- [Excerpts from an interface dataset]
----------------------------------------

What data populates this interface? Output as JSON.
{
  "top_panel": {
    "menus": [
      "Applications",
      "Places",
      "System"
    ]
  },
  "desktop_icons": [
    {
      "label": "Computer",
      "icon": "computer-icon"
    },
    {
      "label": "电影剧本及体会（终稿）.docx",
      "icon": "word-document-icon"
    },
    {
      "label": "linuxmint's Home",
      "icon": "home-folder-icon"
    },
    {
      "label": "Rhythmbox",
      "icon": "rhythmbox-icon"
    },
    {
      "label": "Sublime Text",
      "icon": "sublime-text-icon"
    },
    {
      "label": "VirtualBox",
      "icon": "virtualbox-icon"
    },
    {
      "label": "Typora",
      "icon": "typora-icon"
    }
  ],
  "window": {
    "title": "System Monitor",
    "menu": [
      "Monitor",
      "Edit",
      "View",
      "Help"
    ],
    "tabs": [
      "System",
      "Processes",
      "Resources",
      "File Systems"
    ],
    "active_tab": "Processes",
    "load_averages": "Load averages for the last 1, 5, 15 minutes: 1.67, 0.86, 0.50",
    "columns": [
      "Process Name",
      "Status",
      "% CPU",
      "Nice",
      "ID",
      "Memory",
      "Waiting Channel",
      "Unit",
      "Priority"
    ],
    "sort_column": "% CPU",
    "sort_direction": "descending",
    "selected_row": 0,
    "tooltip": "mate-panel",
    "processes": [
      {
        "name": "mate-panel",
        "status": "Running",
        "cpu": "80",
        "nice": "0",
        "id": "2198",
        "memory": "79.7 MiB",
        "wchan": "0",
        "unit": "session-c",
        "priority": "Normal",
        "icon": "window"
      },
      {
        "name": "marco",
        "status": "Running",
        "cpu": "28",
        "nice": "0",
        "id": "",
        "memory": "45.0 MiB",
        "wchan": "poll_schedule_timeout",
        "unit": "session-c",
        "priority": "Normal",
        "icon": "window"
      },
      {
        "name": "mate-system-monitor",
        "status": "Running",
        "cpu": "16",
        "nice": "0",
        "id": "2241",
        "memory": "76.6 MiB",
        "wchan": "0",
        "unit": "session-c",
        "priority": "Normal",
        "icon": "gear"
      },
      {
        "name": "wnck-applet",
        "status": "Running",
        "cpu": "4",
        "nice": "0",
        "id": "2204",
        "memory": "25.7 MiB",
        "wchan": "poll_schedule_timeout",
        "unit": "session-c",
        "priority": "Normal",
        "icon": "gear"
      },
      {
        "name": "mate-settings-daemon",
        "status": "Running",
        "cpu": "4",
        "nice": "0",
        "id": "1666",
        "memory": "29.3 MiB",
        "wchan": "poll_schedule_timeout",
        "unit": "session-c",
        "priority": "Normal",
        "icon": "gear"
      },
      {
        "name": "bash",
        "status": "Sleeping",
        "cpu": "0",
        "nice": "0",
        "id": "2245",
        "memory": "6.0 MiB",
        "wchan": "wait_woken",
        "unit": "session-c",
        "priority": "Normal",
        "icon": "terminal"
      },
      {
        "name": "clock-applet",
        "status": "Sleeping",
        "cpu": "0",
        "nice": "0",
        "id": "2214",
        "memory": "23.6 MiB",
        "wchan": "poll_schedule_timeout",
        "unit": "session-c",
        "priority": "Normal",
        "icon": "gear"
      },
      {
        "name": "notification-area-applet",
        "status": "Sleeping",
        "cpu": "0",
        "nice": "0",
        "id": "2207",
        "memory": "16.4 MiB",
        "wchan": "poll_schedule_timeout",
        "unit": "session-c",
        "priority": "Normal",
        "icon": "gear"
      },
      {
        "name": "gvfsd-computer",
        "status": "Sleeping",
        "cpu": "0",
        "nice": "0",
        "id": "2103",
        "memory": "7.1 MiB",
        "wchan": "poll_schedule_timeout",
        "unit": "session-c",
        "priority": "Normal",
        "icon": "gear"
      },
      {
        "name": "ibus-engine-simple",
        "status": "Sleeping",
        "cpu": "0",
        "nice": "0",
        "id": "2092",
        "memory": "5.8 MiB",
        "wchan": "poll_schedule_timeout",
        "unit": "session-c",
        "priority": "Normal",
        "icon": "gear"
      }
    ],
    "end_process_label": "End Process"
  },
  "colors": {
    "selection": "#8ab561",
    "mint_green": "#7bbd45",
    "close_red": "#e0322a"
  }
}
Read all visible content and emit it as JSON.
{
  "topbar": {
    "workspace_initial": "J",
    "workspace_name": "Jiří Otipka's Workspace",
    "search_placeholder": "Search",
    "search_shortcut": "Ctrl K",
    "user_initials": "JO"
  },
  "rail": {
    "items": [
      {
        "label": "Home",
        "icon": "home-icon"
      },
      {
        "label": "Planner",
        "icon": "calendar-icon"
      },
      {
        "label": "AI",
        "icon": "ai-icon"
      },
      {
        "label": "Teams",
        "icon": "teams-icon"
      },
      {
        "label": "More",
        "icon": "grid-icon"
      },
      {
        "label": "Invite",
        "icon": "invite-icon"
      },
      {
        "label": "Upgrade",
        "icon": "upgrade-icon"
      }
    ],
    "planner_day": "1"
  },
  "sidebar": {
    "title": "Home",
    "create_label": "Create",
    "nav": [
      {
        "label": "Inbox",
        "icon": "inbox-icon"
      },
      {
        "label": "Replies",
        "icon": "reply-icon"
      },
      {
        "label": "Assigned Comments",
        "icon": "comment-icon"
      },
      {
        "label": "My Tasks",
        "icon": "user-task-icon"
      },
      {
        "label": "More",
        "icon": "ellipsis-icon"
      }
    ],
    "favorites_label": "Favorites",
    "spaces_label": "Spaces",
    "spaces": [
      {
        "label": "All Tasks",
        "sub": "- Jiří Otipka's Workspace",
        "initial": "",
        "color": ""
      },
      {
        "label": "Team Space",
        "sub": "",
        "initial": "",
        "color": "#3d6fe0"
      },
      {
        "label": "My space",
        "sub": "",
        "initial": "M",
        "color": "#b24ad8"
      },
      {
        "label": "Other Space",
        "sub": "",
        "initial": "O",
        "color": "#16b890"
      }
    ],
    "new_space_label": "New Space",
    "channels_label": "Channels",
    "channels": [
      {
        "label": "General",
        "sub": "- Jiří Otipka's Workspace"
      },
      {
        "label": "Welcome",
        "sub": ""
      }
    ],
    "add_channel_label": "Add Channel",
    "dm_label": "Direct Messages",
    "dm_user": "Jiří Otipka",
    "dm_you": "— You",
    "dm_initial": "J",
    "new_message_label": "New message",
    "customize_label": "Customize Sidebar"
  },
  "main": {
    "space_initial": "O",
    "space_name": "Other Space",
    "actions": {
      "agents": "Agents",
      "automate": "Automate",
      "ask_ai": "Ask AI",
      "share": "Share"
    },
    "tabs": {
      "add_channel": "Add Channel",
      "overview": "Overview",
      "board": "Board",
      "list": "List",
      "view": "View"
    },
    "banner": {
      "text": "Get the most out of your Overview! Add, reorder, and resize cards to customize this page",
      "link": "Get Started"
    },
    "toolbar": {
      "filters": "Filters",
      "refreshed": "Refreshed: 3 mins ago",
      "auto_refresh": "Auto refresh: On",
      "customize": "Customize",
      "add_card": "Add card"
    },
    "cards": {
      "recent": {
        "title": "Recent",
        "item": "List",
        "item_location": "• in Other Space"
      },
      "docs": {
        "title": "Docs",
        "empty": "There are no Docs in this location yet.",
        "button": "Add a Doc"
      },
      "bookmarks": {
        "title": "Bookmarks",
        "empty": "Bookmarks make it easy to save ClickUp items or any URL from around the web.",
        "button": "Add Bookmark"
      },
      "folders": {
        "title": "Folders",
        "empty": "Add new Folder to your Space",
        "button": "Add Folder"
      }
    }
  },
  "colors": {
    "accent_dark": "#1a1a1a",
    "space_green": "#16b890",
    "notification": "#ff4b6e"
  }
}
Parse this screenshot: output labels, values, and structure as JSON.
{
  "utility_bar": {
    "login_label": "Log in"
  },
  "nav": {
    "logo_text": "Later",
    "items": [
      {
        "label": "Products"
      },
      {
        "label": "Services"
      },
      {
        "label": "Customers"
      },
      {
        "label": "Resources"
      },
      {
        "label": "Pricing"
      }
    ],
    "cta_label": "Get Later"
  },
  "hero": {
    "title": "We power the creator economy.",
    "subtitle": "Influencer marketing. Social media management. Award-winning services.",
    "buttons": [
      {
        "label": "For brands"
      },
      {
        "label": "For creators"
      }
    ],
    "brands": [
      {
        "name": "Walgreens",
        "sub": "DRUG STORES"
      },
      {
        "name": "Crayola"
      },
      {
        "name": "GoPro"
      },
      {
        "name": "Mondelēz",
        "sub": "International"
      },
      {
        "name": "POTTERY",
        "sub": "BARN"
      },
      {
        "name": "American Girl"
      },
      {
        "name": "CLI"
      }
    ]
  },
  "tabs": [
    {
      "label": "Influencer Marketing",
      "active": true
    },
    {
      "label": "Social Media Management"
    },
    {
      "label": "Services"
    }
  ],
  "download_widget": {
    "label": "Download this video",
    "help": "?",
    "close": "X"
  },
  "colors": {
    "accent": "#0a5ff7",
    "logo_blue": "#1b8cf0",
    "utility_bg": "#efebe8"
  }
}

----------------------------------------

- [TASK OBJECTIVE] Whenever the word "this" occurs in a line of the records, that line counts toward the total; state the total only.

- [WRITTEN ANSWER] 5